→ PROBLEM REQUIREMENTS:
Filter the listing below for "JSON" and report every line that has it.

→ EXERCISE MATERIAL:
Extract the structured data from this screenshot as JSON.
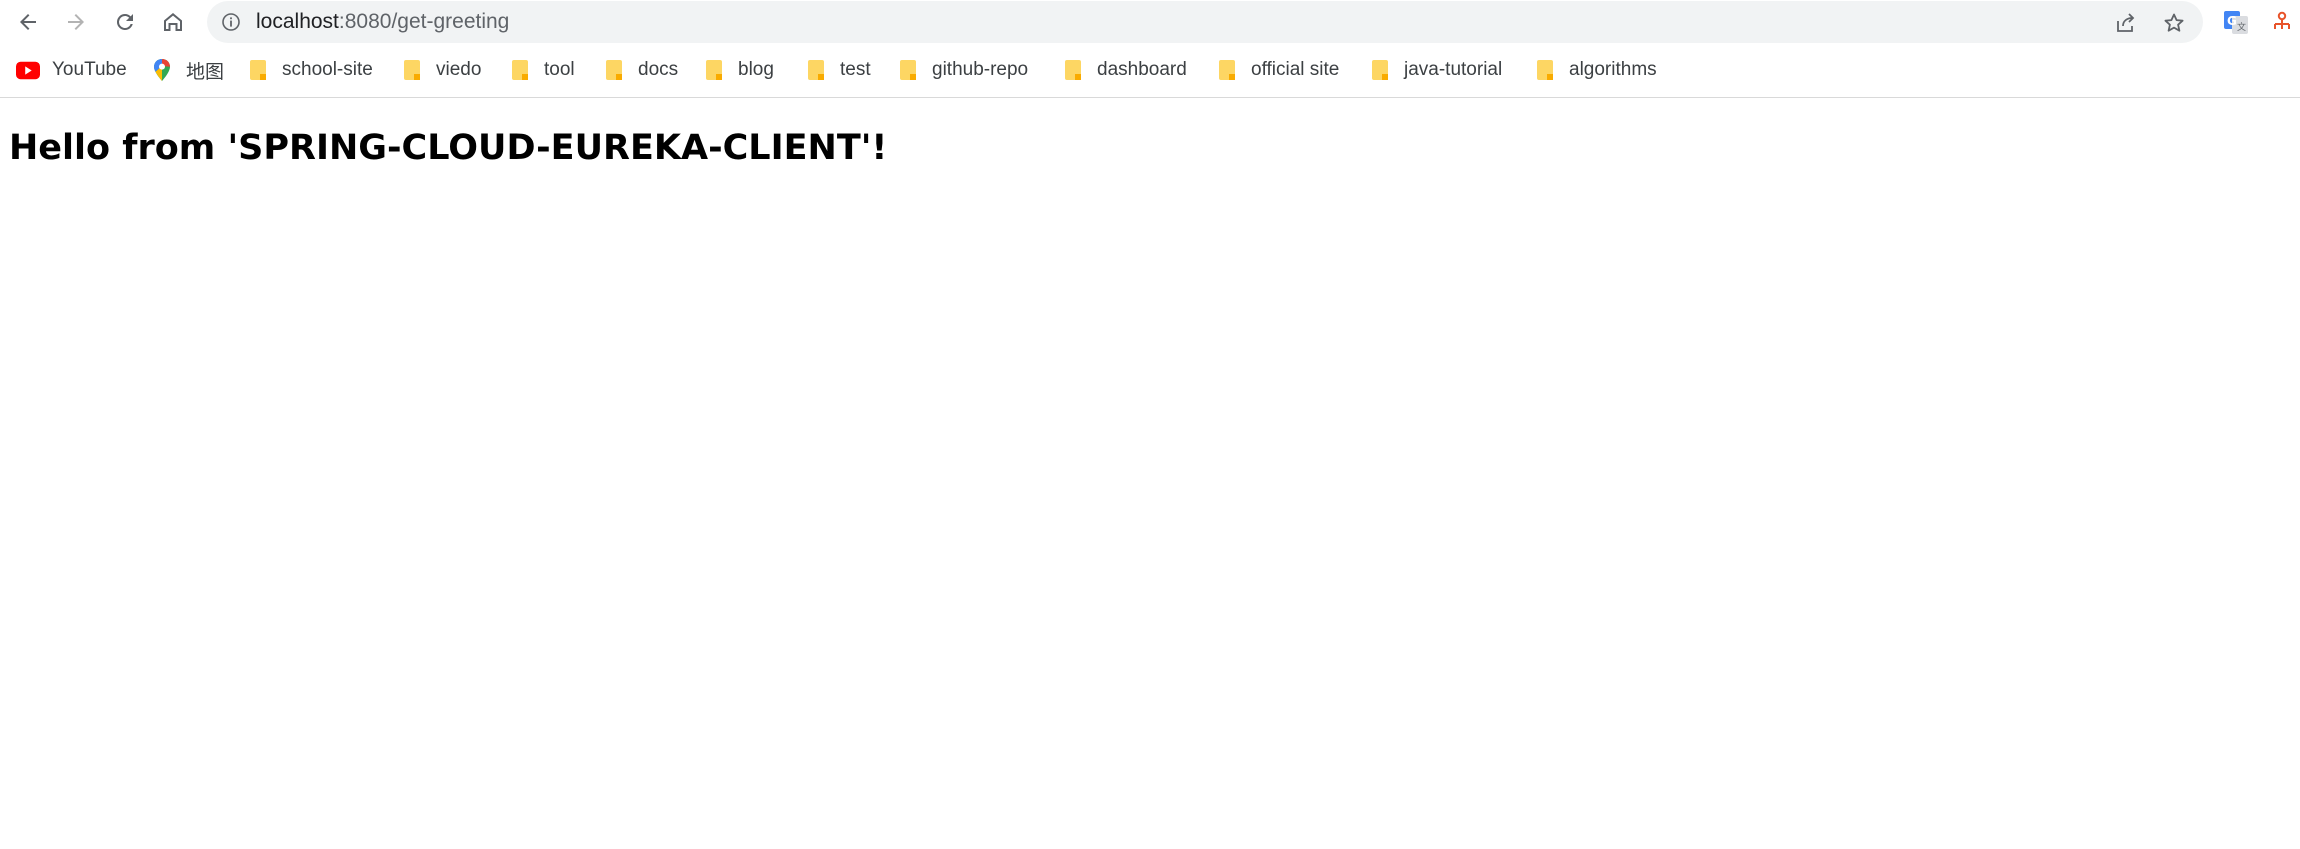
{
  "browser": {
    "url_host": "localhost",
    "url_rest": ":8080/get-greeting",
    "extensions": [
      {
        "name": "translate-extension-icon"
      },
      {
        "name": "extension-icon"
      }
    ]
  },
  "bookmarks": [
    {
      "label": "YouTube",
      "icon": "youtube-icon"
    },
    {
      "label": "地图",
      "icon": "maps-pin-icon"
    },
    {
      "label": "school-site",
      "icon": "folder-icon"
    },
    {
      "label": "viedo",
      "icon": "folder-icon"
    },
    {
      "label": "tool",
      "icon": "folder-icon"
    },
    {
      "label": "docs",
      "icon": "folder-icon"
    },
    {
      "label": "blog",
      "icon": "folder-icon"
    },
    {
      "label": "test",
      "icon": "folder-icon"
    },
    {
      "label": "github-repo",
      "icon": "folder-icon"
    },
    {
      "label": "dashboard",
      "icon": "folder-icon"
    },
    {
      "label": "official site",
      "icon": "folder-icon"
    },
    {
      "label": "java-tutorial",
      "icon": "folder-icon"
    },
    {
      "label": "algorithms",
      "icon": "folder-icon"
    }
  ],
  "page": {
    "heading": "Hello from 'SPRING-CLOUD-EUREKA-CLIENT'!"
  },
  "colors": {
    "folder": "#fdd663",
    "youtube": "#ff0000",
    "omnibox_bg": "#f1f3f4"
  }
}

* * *

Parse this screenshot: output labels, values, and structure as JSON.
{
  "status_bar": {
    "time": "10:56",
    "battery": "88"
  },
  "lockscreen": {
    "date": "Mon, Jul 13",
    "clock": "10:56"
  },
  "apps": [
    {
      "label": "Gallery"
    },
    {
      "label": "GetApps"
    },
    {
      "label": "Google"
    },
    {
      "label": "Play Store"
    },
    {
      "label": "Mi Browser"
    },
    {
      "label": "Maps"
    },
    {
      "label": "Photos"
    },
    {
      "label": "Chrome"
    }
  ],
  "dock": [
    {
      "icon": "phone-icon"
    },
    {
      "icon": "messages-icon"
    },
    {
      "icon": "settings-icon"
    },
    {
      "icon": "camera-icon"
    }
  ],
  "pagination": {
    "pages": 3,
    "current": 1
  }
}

→ EXPECTED ANSWER:
Extract the structured data from this screenshot as JSON.
Parse this screenshot: output labels, values, and structure as JSON.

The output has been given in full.